  • one old man Ogden, UT
    Feb. 25, 2013 8:03 a.m.

    Only if the developers who covet that land agree to pay the full cost of moving the prison.

    Otherwise it's just more Republican Socialism.

    Socialize expenses, Privatize profits.

  • mdp Bountiful, utah
    Feb. 25, 2013 7:32 a.m.

    A stupid, unnecessary, and expensive plan borne of self interests and likely bribes.

  • mightyhunterhaha Kaysville, UT
    Feb. 25, 2013 7:03 a.m.

    Stop reporting the Draper Mayor. He is only serving his interests not the interests of the State. A bird in the hand is worth two in the bush. The problem of moving prison is when we go to find the two birds or even one they will be gone. They claim high tech wants to come to Utah. Then why hasn't the land around Adobe been sold? Because it's a wish and dream not a truth.

  • Aggielove Cache county, USA
    Feb. 25, 2013 6:43 a.m.

    Politicians just lining there pockets with these deals.

  • cjb Bountiful, UT
    Feb. 25, 2013 6:22 a.m.

    If the money supply were infinite, or at least not so tight, then move it to whereever. Given the situation as it is, let land developers pay for the move if they feel its worth it.

  • My2Cents Taylorsville, UT
    Feb. 25, 2013 3:20 a.m.

    Spot on comments so far, there is no economic benefit or security risk for the relocation of our prison. Some say its overcrowded, but changing some blue laws and deportations we could unload half the prison population to MEXICO and S America where they come from. Especially in drug related victimless crimes.

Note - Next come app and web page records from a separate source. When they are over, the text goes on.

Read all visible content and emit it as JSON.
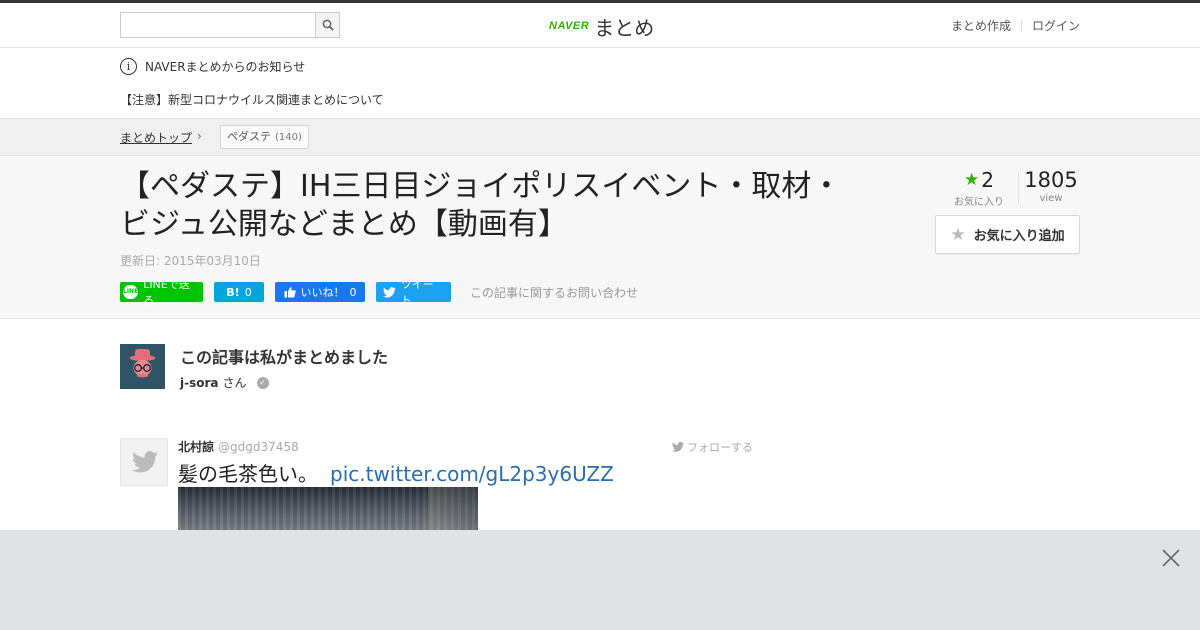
{
  "header": {
    "search": {
      "placeholder": "",
      "value": ""
    },
    "logo": {
      "brand": "NAVER",
      "service": "まとめ"
    },
    "links": {
      "create": "まとめ作成",
      "login": "ログイン"
    }
  },
  "notice": {
    "title": "NAVERまとめからのお知らせ",
    "item": "【注意】新型コロナウイルス関連まとめについて"
  },
  "breadcrumb": {
    "home": "まとめトップ",
    "chevron": "›",
    "tag": "ペダステ",
    "tag_count": "(140)"
  },
  "article": {
    "title": "【ペダステ】IH三日目ジョイポリスイベント・取材・ビジュ公開などまとめ【動画有】",
    "updated": "更新日: 2015年03月10日",
    "favorites": "2",
    "favorites_label": "お気に入り",
    "views": "1805",
    "views_label": "view",
    "fav_button": "お気に入り追加"
  },
  "share": {
    "line": "LINEで送る",
    "line_icon_text": "LINE",
    "hatena": "B!",
    "hatena_count": "0",
    "facebook": "いいね！",
    "facebook_count": "0",
    "twitter": "ツイート",
    "contact": "この記事に関するお問い合わせ"
  },
  "author": {
    "heading": "この記事は私がまとめました",
    "name": "j-sora",
    "suffix": "さん"
  },
  "tweet": {
    "name": "北村諒",
    "handle": "@gdgd37458",
    "follow": "フォローする",
    "text": "髪の毛茶色い。",
    "link": "pic.twitter.com/gL2p3y6UZZ"
  },
  "colors": {
    "naver_green": "#2db400",
    "line_green": "#00c300",
    "hatena_blue": "#00a4de",
    "facebook_blue": "#1877f2",
    "twitter_blue": "#1da1f2",
    "link_blue": "#2b6dad"
  },
  "icons": [
    "search-icon",
    "info-icon",
    "chevron-right-icon",
    "star-icon",
    "line-icon",
    "facebook-like-icon",
    "twitter-bird-icon",
    "verified-check-icon",
    "close-icon"
  ]
}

Sending them back to country of origin is worse penalty than putting them in the luxurious accommodations of Hotel Utah Prison.

    With the threat of state funding losses it would not be wise to put the public at more financial tax risk and development risk on land deemed not safe for development or homes or commercial use by the USGS. Government greed allowed development on vulnerable beach property in West Jordan and South Jordan expansion and the home owners are now finding out why the USGS had also condemned the unstable land from homes and commercial development.

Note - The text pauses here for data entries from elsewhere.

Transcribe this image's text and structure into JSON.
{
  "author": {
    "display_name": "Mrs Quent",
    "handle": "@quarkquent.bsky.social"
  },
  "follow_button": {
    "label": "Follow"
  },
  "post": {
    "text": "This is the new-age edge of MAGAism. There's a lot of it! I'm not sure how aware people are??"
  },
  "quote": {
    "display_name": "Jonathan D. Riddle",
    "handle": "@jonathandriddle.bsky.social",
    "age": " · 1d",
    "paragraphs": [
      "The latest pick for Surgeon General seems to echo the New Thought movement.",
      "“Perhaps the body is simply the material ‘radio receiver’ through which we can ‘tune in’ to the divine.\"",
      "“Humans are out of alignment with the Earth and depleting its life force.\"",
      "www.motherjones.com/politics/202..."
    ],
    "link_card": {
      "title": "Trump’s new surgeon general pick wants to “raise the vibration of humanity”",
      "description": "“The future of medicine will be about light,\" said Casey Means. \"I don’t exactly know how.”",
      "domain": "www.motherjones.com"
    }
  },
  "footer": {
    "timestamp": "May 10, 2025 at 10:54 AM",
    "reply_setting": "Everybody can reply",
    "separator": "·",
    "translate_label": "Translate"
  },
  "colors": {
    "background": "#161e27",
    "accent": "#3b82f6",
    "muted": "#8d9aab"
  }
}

    Its very unlikely any developers will foot the bill to relocate the prison so the state must use caution and common sense financial consideration before any more major spending commitments.

  • 1conservative WEST VALLEY CITY, UT
    Feb. 25, 2013 2:19 a.m.

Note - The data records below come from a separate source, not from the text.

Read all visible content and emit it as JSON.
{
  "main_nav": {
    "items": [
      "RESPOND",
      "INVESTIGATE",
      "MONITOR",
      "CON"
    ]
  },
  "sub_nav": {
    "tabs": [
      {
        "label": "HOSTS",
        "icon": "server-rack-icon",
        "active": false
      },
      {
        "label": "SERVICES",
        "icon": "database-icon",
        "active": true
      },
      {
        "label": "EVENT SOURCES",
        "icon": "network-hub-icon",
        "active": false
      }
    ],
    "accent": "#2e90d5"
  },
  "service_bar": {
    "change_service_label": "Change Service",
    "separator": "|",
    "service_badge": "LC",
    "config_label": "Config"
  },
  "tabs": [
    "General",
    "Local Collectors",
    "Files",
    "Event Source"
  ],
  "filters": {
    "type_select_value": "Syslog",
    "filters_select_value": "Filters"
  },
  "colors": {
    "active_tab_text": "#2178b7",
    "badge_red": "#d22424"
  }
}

    I suspect the "move the prison" idea was generated by just a few big shots, who either are, or have been, state legislators, (or their golfing buddies.)

    Most of us understand that the RINO's on Utah's capital hill couldn't care less about their constituents. They sheeple seem to re-elect them no matter what they do.

    Problem is; the "move the prison" idea will turn out to be a much more expensive debacle than they have ever saddled the state taxpayers with!

  • Chase Saint George, UT
    Feb. 24, 2013 8:41 p.m.

    The prison should be moved further away from hospitals and courthouses (Places prisoners rarely need to go). This way they will require more transportation and fuel costs - creating jobs. Shovel ready jobs. Brilliant.

    I'm glad we've elected good politicians who spend their days dreaming up ways to spend our money and take care of their buddies. There is nothing better than a solution in search of a problem.

    If anyone needs to be furloughed, it's politicians.

    Tax money is sacred. It should be treated that way. Politicians should be finding ways to save the tax payers money, create value, and enforce the laws on the books - not the opposite.

    When CEO's don't perform, they get canned - as they should. When politicians don't perform, they get re-elected.

  • Red Smith American Fork, UT
    Feb. 24, 2013 6:11 p.m.

    The promoter claim a $20 Billion economic benefit to Utah by developing the 600 acres
    prison site. Kennecott Copper mine is a $1 Billion dollar company. It is impossible for 600 acres to be equal to 20 Kennecott's.

    There are plenty of other 600 acre sites in Salt Lake and Utah County to develop without moving the prison.

    We don't want to become congested like Denver. Spread the development around. The Point of the Mountain is already congested.

    Leave the prison where it is. Give the developers some other 600 acres with the same tax perks. Development is good. There are other good locations to develop.